In what the team called a multi-year agreement in a Wednesday morning announcement, Esperion will sponsor RFK drivers Brad Keselowski and Chris Buescher in several Cup races through its Nexlizet and Nexletol brands.

The sponsorship will begin at the Daytona 500.

MORE: Jimmie Johnson reveals new car number, team name

“We’re thrilled to have Esperion, a company that is making waves in the pharmaceutical industry, on board with us,” said Steve Newmark, RFK Racing president, in a statement released by the team. “We’re thankful to the team at Esperion and can’t wait to introduce them to the sport in a big way in 2023.”

In addition to the Daytona 500, Esperion will serve as a primary sponsor on Keselowski’s No. 6 Ford at the All-Star Race at North Wilkesboro Speedway and at Michigan Speedway in August.

The brand will serve as a primary on Buescher’s No. 17 at Las Vegas and both Martinsville races (April and October).

This will be Keselowski’s second season as part owner of RFK Racing.

Also announced Wednesday was continuing sponsorship of Front Row Motorsports by Fr8Auctions, an Atlanta-based auction firm.

MORE: NASCAR Power Rankings: Best drivers without a championship

Fr8Auctions will sponsor Michael McDowell in the Cup Series and defending champion Zane Smith in the Craftsman Truck Series.

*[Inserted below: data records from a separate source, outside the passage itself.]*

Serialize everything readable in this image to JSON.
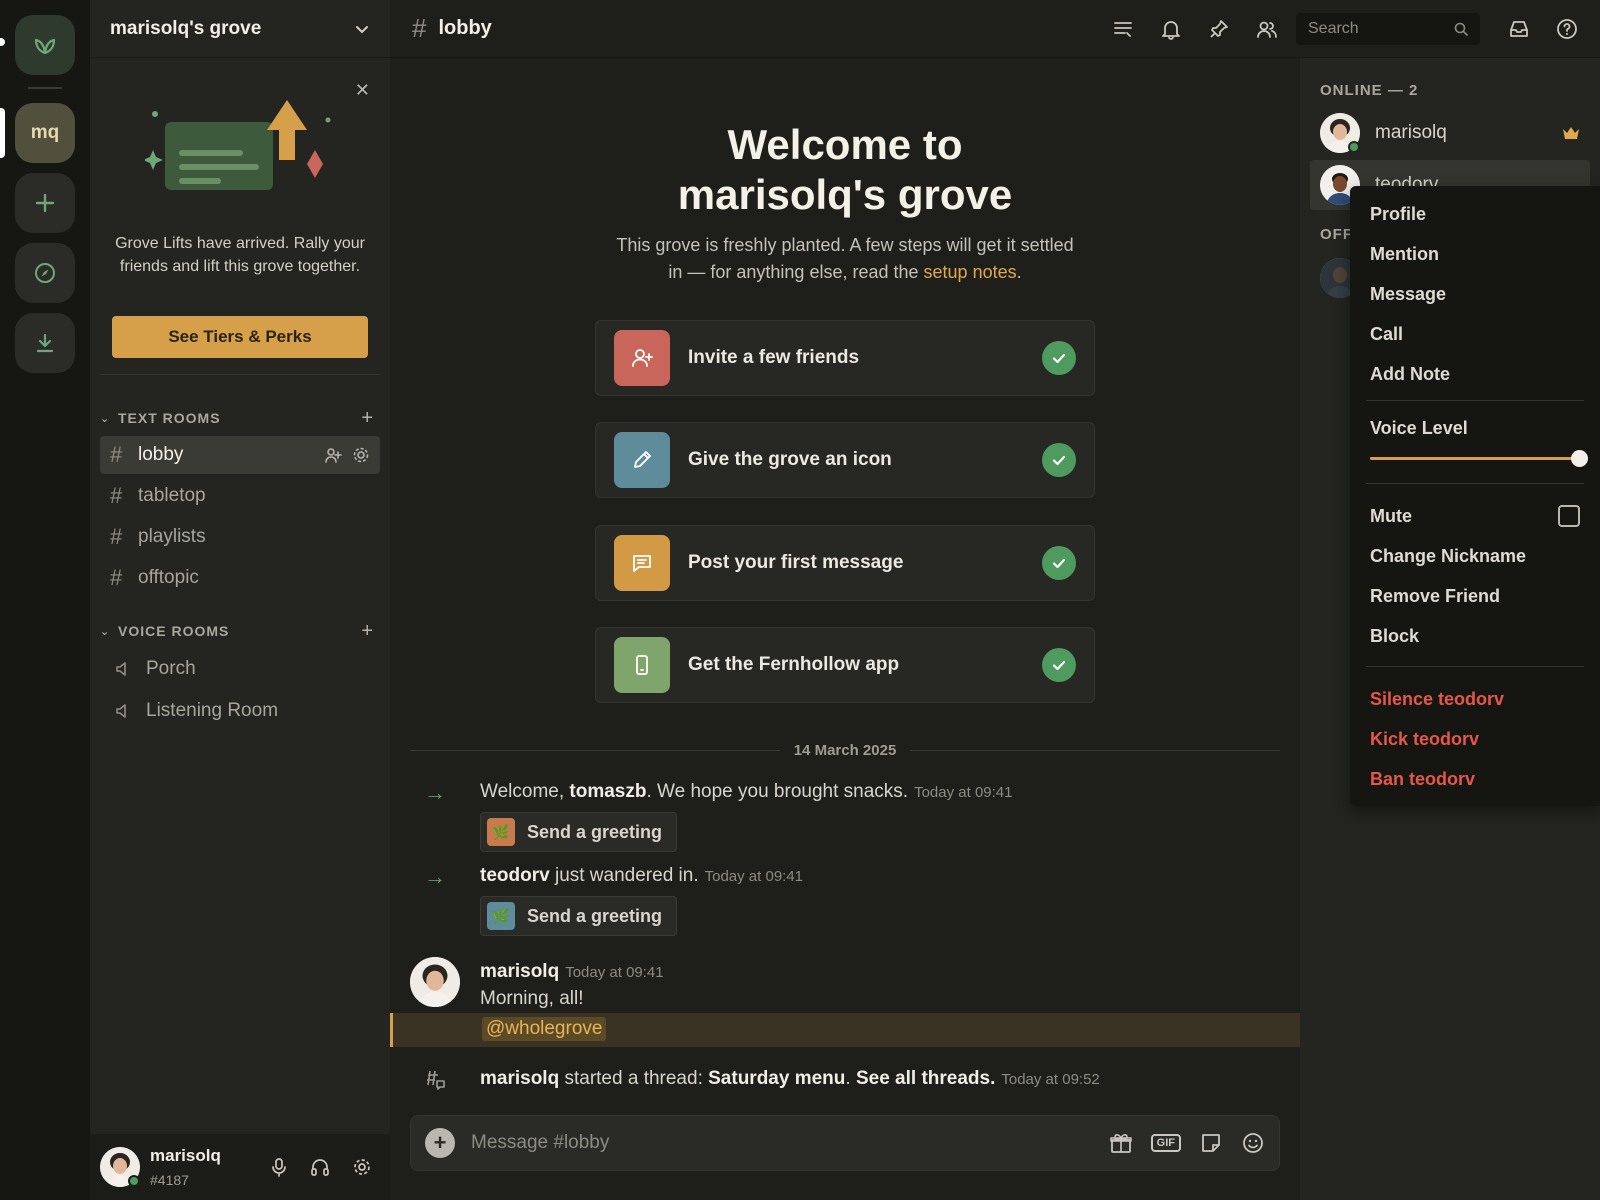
{
  "guild": {
    "name": "marisolq's grove",
    "short": "mq"
  },
  "promo": {
    "text": "Grove Lifts have arrived. Rally your friends and lift this grove together.",
    "button": "See Tiers & Perks"
  },
  "sidebar": {
    "text_category": "TEXT ROOMS",
    "voice_category": "VOICE ROOMS",
    "text_rooms": [
      {
        "name": "lobby",
        "active": true
      },
      {
        "name": "tabletop"
      },
      {
        "name": "playlists"
      },
      {
        "name": "offtopic"
      }
    ],
    "voice_rooms": [
      {
        "name": "Porch"
      },
      {
        "name": "Listening Room"
      }
    ]
  },
  "user": {
    "name": "marisolq",
    "tag": "#4187"
  },
  "topbar": {
    "channel": "lobby",
    "search_placeholder": "Search"
  },
  "welcome": {
    "title_line1": "Welcome to",
    "title_line2": "marisolq's grove",
    "sub_before": "This grove is freshly planted. A few steps will get it settled in — for anything else, read the ",
    "sub_link": "setup notes",
    "sub_after": "."
  },
  "steps": [
    {
      "label": "Invite a few friends",
      "color": "#c8665c",
      "icon": "add-user-icon",
      "done": true
    },
    {
      "label": "Give the grove an icon",
      "color": "#5f8c9a",
      "icon": "pencil-icon",
      "done": true
    },
    {
      "label": "Post your first message",
      "color": "#d29a45",
      "icon": "chat-icon",
      "done": true
    },
    {
      "label": "Get the Fernhollow app",
      "color": "#7fa56c",
      "icon": "phone-icon",
      "done": true
    }
  ],
  "feed": {
    "date": "14 March 2025",
    "join1": {
      "before": "Welcome, ",
      "user": "tomaszb",
      "after": ". We hope you brought snacks.",
      "time": "Today at 09:41"
    },
    "greet_label": "Send a greeting",
    "join2": {
      "user": "teodorv",
      "after": " just wandered in.",
      "time": "Today at 09:41"
    },
    "message": {
      "author": "marisolq",
      "time": "Today at 09:41",
      "text": "Morning, all!",
      "mention": "@wholegrove"
    },
    "thread": {
      "author": "marisolq",
      "mid": " started a thread: ",
      "name": "Saturday menu",
      "sep": ". ",
      "link": "See all threads.",
      "time": "Today at 09:52"
    }
  },
  "composer": {
    "placeholder": "Message #lobby",
    "gif": "GIF"
  },
  "members": {
    "online_header": "ONLINE — 2",
    "offline_header": "OFF",
    "online": [
      {
        "name": "marisolq",
        "owner": true
      },
      {
        "name": "teodorv"
      }
    ]
  },
  "context_menu": {
    "items_top": [
      "Profile",
      "Mention",
      "Message",
      "Call",
      "Add Note"
    ],
    "voice_level_label": "Voice Level",
    "voice_level": 1.0,
    "mute_label": "Mute",
    "items_mid": [
      "Change Nickname",
      "Remove Friend",
      "Block"
    ],
    "items_danger": [
      "Silence teodorv",
      "Kick teodorv",
      "Ban teodorv"
    ]
  },
  "colors": {
    "accent": "#d6a04a",
    "online": "#4f9a5e",
    "danger": "#e5574a"
  }
}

“This is a big milestone to be celebrated and admired,” McDowell said in a statement released by the team. “Fr8Auctions has been a loyal supporter of Front Row Motorsports and has been a critical part of our growth.”